• U.S.

Lost Horizons: A good mystery from a series on the badlands

2 minute read
Walter Kirn

The setting for An Unfortunate Prairie Occurrence, the third and best of Jamie Harrison’s laconic Montana mystery novels, is the small town of Blue Deer, just miles from Yellowstone National Park but far, far away from anything resembling mainstream, middle-class America. Though it’s not a high-crime zone by any measure, Blue Deer is a vortex of dysfunction, its geographic isolation breeding a sense of year-round cabin fever. Fretful, jumpy and deeply divided between new-money urban refugees playing cowboy and no-money long-time residents living off resentment and odd jobs, Blue Deer is also the “New West” in microcosm.

Sheriff Jules Clement is the man in charge of keeping the town’s cooped-up energies contained. A local boy who’s seen the city lights during a stint in New York as a social worker, he’d rather be standing in a mountain trout stream than making his daily rounds, which are mostly devoted to tire slashings, acts of birdbath vandalism and hunting accidents.

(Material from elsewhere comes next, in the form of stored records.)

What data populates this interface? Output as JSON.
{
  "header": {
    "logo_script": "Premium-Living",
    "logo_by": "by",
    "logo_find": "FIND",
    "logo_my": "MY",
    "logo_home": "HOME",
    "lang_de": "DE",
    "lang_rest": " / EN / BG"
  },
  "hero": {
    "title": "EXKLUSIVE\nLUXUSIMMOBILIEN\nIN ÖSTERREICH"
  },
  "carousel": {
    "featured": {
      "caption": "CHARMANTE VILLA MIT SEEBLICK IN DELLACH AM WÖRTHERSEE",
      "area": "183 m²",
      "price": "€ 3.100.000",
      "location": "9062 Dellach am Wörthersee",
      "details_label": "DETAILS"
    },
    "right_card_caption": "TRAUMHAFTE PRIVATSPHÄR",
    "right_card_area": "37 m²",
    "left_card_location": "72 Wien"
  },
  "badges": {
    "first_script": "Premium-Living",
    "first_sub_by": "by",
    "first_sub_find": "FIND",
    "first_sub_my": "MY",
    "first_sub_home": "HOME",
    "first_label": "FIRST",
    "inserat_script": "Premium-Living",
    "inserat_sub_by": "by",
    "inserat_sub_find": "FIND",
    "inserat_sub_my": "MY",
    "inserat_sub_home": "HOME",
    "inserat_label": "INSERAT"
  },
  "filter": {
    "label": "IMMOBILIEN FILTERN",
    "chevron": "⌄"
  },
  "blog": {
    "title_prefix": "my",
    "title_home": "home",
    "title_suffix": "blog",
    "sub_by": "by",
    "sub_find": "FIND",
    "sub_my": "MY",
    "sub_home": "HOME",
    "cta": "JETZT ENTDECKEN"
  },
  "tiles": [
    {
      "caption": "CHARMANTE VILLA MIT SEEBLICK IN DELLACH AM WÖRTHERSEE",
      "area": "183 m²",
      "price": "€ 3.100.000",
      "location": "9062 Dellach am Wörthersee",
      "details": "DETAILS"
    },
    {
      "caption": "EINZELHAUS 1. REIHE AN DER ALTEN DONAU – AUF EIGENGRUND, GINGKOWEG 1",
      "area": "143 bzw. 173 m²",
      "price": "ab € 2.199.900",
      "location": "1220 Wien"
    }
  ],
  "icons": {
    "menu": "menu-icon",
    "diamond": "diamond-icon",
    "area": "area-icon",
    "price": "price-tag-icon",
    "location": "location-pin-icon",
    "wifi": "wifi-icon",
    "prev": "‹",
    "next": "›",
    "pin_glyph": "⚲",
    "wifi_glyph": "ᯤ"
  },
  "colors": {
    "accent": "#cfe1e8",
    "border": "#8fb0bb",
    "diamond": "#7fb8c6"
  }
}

As an example of what Harrison calls “that final anomaly, a liberal officer of the law,” Clement would just as soon not crack most cases, aware that the bulk of them boil down to ignorance, not malevolence. But when he trips over a human skeleton rotting on an island in the river, he’s drawn into action.

Harrison (daughter of novelist Jim Harrison) is something of an anomaly herself: a mystery writer who’s not only literate and handy with a plot but possessed of a voice and a vision as well. Her off-the-cuff eloquence and easy sarcasm remind one of a small-town courthouse wit, loitering on the steps with a cigarette, flipping digs at starchy passersby. Her supporting characters and assorted suspects, from a snippety lady historian to a blowsy, big-boned social worker, aren’t merely fictional head shots. They have body. Stuck way out on the windy plains together, their passions, flaws and eccentricities jumbled up like hats and gloves in an overflowing lost-and-found box, the people of Blue Deer are more than just a cast. They’re a community.

–By Walter Kirn

More Must-Reads from TIME

Contact us at letters@time.com